He has previously been reported in The Edge as saying that Malaysians have been getting “cheap security” and asks how much can you expect from guards who are paid between RM2 and RM2.40 an hour? So a gated development is encouraged to pay more to security guards as their role is of prime importance.

Legislation or changing mindset?

Amendments need to be made to existing land regulations to help regulate the housing sector that deals with gated and guarded communities, say some architects. Architect Dr Tan Loke Mun, who is also Malaysian Institute of Architects (PAM) vice-president, says that current legislation does not facilitate the planning and operations of such projects to the benefit of both developers and purchasers.

“Many of the projects that have advertised themselves as gated and guarded communities have a problem as the individual parcels are under landed titles, which by definition cannot be grouped into gated communities. There is also the option of using strata titles but currently none of the projects has been issued such titles. Even so, the way the current legislation for strata titles is worded has given rise to inconsistent interpretation of the law by the respective land offices,” adds Dr Tan.

Former PAM council member Chee Soo Teng says that Malaysia should adopt an act similar to that used in the state of New South Wales in Australia, which allows for community titles as this would allow the proper creation of gated and guarded communities in which both the developer and the purchaser will then will have to conform to certain guidelines to qualify for this. This, he says, might preclude cases in which security issues became a problem for purchasers.

Gita Bayu general manager Liew Tze Yong, on the other hand, says that changes in legislation would take too long but it is more important to change the mindset of housing developers.

Land matters were formerly under the purview of the now defunct Land and Co-operative Development Ministry and last year it announced that it was looking at formulating legislation for gated communities. Tan says that up till now architects and their related institutions have not been consulted on this amendment and hopes that the new ministry that oversees land matters now, the National Resource and Environment Ministry, would include them in its plans of formulating legislation.

Sierramas executive director Bernard Tan claims the ministry has kept the Real Estate and Housing Developers Association in the loop when it comes to getting input for the changes but wouldn’t elaborate on the details.

Chee says it is time for Malaysia to revise its old land laws, some of which have been around for more than 20 years and are considered archaic and overtaken by new developments in housing. He feels that the ministry does not have to reinvent the wheel, as there are laws in Australia and Singapore that were well established and could be used as a reference.

Still the impression is that gated communities require more land than is required for a normal housing scheme as there are parks, green landscaping and extra amenities to include. Chee says that is not true as there is a requirement in the housing laws to have 10% of the area is devoted to such facilities. When asked about how golf courses and the like could only make up 10%, he says that our country has “enough land to go around” and that the ministry just needs to categorise the land accordingly – a view that Liew concurs with.
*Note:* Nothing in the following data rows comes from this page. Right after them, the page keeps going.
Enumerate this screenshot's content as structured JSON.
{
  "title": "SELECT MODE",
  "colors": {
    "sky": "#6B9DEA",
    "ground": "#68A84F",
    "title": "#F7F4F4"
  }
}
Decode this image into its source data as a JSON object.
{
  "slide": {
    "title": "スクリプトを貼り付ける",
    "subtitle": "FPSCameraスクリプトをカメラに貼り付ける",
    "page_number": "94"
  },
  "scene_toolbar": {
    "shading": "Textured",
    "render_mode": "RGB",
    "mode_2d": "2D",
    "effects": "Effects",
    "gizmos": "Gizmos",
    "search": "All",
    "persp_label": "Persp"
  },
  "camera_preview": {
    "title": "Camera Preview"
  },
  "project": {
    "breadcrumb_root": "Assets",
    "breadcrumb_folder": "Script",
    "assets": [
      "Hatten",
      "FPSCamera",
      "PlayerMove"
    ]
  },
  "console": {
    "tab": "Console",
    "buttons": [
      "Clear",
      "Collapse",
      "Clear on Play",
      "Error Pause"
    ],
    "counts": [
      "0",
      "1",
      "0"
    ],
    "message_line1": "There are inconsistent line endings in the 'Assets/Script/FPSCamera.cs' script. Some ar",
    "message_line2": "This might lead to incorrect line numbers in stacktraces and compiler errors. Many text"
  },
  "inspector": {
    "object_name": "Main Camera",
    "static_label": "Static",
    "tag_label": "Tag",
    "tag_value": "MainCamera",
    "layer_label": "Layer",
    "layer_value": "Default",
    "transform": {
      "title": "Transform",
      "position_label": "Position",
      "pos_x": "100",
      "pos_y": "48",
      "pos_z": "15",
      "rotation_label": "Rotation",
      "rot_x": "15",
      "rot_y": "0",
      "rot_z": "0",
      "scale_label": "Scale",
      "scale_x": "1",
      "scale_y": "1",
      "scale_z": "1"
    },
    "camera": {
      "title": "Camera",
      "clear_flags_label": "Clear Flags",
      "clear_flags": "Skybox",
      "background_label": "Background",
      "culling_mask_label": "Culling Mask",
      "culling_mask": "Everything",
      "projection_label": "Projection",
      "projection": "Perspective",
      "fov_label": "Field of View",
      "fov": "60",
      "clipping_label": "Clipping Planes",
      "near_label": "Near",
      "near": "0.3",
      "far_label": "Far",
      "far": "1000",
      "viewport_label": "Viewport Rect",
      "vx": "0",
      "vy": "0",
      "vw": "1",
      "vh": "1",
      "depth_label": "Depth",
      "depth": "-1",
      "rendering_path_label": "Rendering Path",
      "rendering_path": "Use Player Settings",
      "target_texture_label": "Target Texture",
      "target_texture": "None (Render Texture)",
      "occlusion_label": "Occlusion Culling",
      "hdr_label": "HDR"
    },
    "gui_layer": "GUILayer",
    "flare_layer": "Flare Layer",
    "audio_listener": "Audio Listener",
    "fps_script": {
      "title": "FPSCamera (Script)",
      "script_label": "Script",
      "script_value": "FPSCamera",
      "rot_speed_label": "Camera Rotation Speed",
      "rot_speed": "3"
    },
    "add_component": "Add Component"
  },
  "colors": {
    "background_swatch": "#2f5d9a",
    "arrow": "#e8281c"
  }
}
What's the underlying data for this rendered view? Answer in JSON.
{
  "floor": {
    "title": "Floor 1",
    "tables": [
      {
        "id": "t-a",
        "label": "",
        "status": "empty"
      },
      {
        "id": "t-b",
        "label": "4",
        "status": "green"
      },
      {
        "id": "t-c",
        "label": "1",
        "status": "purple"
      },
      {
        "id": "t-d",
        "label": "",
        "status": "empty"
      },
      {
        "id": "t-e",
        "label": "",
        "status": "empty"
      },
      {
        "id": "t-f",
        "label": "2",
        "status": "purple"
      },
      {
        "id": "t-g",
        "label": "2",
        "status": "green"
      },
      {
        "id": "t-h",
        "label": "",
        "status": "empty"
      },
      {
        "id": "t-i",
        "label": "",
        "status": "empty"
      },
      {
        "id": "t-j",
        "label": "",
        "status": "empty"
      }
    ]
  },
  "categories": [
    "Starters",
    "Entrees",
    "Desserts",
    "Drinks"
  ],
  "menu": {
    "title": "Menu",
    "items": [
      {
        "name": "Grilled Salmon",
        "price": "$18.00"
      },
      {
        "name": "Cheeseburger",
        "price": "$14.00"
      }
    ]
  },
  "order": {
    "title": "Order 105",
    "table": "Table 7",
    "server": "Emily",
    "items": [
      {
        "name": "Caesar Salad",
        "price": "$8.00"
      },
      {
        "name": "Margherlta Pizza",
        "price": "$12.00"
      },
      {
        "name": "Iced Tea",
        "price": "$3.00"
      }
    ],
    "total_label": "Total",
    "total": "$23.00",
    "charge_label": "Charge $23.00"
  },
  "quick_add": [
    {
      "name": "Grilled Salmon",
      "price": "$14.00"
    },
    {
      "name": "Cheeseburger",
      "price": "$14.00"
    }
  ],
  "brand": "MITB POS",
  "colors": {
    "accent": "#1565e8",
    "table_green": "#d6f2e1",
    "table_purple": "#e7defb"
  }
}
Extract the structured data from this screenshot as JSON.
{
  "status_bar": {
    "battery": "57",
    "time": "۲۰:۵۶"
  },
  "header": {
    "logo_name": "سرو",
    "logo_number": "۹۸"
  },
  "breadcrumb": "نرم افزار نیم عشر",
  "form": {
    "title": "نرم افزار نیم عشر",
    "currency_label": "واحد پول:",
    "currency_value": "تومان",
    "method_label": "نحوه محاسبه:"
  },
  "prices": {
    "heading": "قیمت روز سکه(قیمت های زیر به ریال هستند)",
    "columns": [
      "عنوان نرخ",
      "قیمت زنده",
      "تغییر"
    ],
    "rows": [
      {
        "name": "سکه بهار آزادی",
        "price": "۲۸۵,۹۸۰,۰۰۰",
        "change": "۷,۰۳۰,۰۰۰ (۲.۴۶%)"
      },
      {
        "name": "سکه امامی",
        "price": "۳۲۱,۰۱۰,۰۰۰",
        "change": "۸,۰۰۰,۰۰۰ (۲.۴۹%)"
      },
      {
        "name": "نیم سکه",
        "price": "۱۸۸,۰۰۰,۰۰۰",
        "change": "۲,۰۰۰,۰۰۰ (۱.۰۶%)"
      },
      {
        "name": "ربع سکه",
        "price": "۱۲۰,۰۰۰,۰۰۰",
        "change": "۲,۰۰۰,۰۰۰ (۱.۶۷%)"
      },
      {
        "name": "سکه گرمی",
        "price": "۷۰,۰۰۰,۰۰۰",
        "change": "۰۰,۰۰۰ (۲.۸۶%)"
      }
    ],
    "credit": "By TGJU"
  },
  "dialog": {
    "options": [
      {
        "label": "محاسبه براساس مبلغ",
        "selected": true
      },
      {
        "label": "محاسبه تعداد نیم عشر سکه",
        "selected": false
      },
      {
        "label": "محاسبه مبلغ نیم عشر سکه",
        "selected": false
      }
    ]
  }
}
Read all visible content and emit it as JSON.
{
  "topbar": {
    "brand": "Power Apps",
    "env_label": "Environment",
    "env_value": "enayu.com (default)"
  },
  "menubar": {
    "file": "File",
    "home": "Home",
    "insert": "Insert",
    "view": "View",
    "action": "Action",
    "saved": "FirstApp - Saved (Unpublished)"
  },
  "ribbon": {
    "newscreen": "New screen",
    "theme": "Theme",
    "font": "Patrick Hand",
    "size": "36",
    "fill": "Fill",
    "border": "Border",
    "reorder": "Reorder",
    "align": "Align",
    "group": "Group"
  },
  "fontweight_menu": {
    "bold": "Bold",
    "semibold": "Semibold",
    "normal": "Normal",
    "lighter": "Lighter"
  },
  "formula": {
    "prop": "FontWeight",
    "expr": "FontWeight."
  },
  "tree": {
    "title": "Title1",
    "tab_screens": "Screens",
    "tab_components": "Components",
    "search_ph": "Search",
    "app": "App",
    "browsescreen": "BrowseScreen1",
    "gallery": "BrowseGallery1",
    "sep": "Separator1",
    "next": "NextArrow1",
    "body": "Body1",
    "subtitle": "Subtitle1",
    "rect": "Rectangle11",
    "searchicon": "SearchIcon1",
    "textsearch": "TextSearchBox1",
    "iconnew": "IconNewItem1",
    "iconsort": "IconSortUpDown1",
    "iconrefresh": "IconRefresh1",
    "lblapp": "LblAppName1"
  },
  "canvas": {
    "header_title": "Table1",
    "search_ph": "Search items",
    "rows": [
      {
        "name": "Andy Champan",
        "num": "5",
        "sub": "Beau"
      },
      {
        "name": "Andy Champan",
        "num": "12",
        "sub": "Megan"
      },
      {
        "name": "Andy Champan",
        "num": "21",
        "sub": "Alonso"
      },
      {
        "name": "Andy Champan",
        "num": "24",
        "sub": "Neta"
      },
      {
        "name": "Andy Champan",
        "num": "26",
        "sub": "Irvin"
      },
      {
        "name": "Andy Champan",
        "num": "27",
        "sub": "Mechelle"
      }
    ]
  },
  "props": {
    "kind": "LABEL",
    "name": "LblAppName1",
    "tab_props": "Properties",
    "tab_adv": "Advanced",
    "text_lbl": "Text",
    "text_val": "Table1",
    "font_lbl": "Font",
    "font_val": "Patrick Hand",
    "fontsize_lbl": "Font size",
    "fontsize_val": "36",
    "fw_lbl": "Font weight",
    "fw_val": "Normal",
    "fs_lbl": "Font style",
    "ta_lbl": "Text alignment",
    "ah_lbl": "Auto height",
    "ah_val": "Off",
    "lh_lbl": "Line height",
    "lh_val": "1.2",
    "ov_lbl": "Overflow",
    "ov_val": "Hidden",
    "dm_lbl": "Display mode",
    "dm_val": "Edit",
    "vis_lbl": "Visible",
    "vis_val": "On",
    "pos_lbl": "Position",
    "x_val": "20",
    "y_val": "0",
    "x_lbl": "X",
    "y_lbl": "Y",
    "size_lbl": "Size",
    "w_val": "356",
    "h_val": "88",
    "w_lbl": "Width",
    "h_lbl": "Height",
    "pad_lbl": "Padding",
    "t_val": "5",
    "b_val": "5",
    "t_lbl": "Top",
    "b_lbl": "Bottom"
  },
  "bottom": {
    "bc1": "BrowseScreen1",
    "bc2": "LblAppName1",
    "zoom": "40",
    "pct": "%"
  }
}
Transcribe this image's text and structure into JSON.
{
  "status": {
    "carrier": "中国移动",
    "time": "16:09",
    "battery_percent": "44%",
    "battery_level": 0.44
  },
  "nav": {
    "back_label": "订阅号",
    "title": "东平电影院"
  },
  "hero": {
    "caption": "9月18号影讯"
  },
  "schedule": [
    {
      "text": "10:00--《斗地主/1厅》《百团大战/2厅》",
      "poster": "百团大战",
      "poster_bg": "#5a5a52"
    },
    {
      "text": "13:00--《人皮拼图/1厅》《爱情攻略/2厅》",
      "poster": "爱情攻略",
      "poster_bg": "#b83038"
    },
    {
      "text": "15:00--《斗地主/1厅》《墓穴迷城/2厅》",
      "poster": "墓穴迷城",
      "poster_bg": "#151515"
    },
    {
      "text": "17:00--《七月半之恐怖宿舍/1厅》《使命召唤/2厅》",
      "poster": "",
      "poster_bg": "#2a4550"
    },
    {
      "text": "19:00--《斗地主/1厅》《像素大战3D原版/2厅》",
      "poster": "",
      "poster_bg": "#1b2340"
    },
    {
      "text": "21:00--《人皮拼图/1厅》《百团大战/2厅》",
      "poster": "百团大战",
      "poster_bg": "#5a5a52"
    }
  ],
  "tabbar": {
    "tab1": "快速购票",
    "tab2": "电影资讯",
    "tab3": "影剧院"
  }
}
When pointed out that land is not just required for housing and that vast tracts are needed for water-catchment areas, environmental protection and for other myriads of activities, they remain silent. Only Bernard Tan agrees that if one included things like golf courses then the land usage might be excessive but still points out that if there is a market for such developments then naturally there will be people willing to tap it.

Still, many of them say they would love an opportunity to create a gated and guarded community composed of just link-houses. – By S.S. Yoga

Main   Forum  FAQ  Useful Links  Sample Letters  Tribunal  

National House Buyers Association (HBA)

No, 31, Level 3, Jalan Barat, Off Jalan Imbi, 55100, Kuala Lumpur, Malaysia
Tel: 03-21422225 | 012-3345 676 Fax: 03-22601803 Email:

© 2001-2009, National House Buyers Association of Malaysia. All Rights Reserved.